Until just yesterday, I thought AI will never replace me as a programmer.
Well, programming as a profession was waltzing with its own death from the very beginning. I imagine, when someone came up with the Assembler for the first time, a lot of people thought that this is the end.
What? A program that turns human-readable scribbles into real machine code? So every manager can write code now? Are we obsolete? Have we had been automated? Is it time to pack out things and go?
Then soon enough high-level languages came in. Languages such as FORTRAN and COBOL. Now, this definitely renders real programmers unnecessary, doesn’t it? You can be a mechanical engineer or a business analyst and be proficient with a computer. You don’t need a programmer to write your code for you anymore.
And then inductive programming came. Functional as in Haskell or logic as in Prolog. The idea of inductive programming is — you don’t write code, you only set the constraints in which a program should operate and, if possible, the language will write the code for it itself.
This became language agnostic as it progressed into computer algebra systems. Now you can write some equations in a Python notebook and turn their solution into code for any other language. So not only you have no need for a programmer to write code, you don’t even have to write code yourself.
And while all of these things were threatening to kill programming as a profession, a sheer amount of programmers rose, rises and continues to rise. And exponentially, too. Every five years the number grows twofold. Way faster than mankind grows its population. At this rate, we all, all ~10 Billion of future us, will have three programming jobs each by the year 2075.
Of course, this growth has to stop at some point. There is simply not enough cocaine in the world to keep us all going programming non-stop for days and days. But it wouldn’t stop because of some disruptive technology it would only stop when the demand in other professions outweighs the demand in programmers.
Disruptive technologies such as assembly, high-level languages, inductive programming, or AI can only change the way we do programming but not kill programming as an occupation.
Or so I thought before yesterday.
You might think, I had a chat with GPT-3 and it finally convinced me to pursue the glamorous and prosperous career of a male prostitute. But no. In fact, yesterday was just another day, I was just doing my job. Well, not my job. I was doing a job C++ should have done for me but failed. I was porting a piece of high-performance code from MSVC to GCC.
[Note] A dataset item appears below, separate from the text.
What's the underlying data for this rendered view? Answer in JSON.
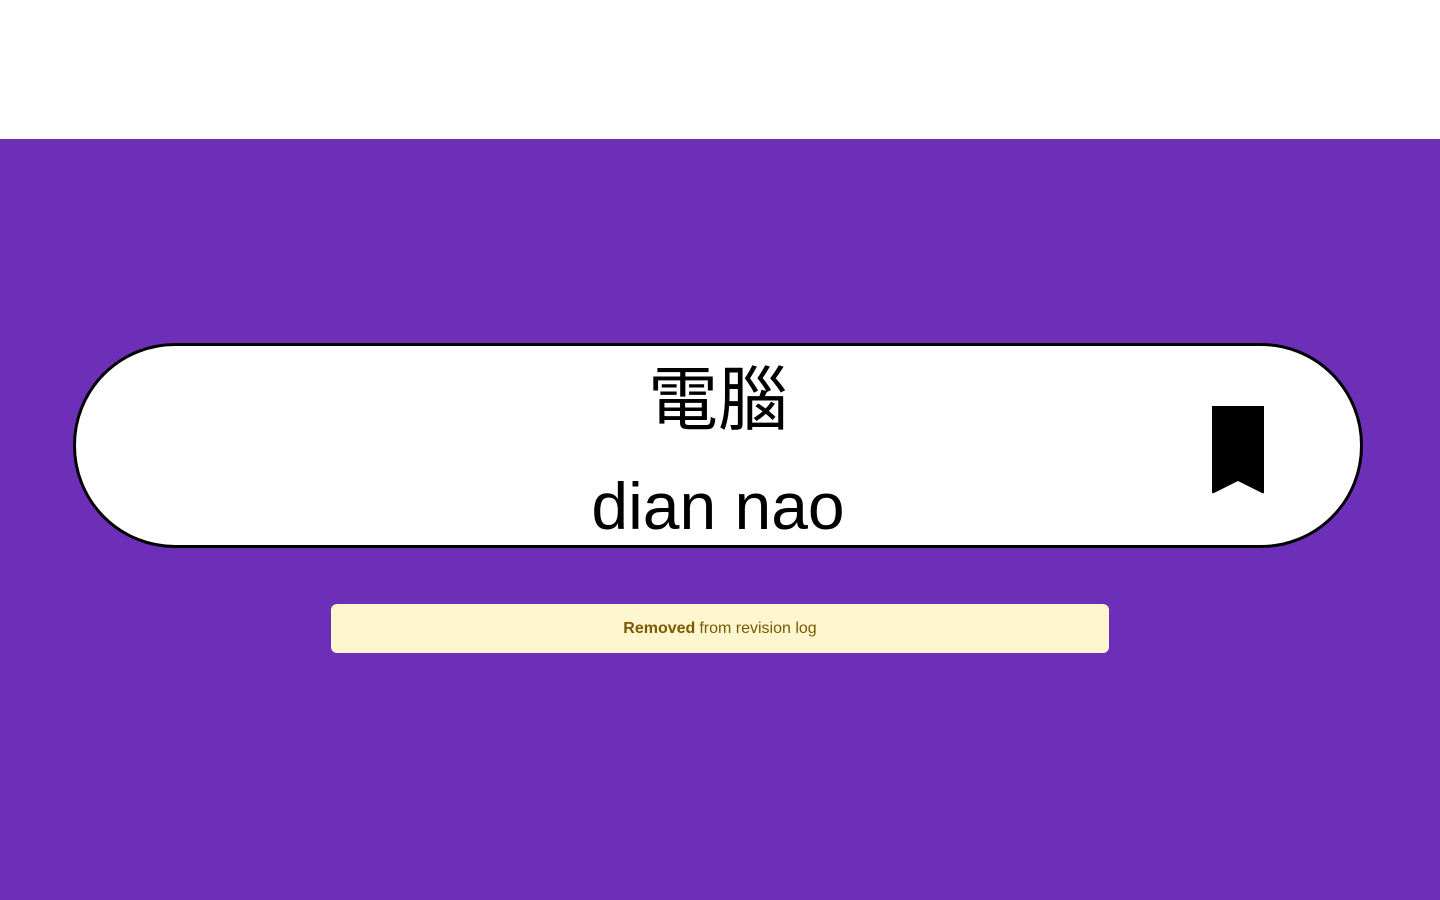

What makes programs run fast in 2021? The memory is still relatively slow and comes in huge words so explicit memory management is a must. We have many cores per CPU now so we need parallel computation. Also, processors are not ticking much faster than some 20 years ago but they do have a lot of conveyors now, so if we want fast code, we have to superscalarize everything. So these three things.
C++ sucks at all three.
- Yes, there is a standard way to allocate aligned memory in C++ but MSVC doesn’t support that.
- From-the-box concurrency is so anemic, you have to rely on third-party libraries such as Intel’s TBB.
- Compilers try to exploit SIMD when possible, but they fail to do this effectively so you have to write your code in intrinsics to get all the benefits.
Which is all fine if you’re stuck with Microsoft and Intel for life.
But when you try to port things from one platform to another you see that C++ quietly lost the portability game over the years. Yes, you can fight the alignment inconsistencies with defines. You can technically do a TBB clone for ARM since Intel rightfully has no interest in supporting their rivals. But with intrinsics, you have a full stop. Intrinsics are processor-specific so your code is either underoptimized or importable.
Which is ironic since C was originally invented to port what will become UNIX from PDP-7 to PDP-11. Its sole purpose was to enable portability. Now 50 years after, we face the uncomfortable truth. To maximize your performance, you have to use processor instructions better than the compiler does. So essentially code just like the very first programmers did.
Ok, but what does it have to do with AI?
Glad you asked. I feel that while the demand for programmers still follows the global market, the demand for innovation peeked in the 70s and slowly declines over the years.
There will not be another disruptive technology as brilliant as inductive programming or even high-level languages, since there is zero demand for such. I’m obviously unhappy with C++ lack of development in high-performance computing but guess what. I’m not that unhappy to invent another FORTRAN. Apparently, no one is.
C++ kind of works. It’s not ideal but it’s not that bad either. That’s why it stays.
Yes, I spent a day rewriting the code from MSVC C++ to GCC C++, and it was boring, and I wrote this rant, but this changes nothing. A day is just a day. A rant is just a rant.
Now for the disruptive technology. While AI can’t yet do everything my clients want from me, it has all the capability to do the boring part of my work. It can fix cross-compiler inconsistencies or optimize code on intrinsic-level. Even re-implementing a parallel-for with std::threads looks tedious enough to be delegated to the machine.
AI can even write a rant for me afterwards.
This is all possible, profitable, and probably fun for someone who has more experience with AI than I do. We already use SymPy to write code in C++, exploiting AI to optimize this code will be just one small step further, but people will gladly pay for this step. It has startup potential, so I’d expect this to appear anytime soon
There is a major chance that AI will eventually replace me, maybe, not as a programmer but as a C++ programmer. But a little chance that some new technology will kill off the C++ itself.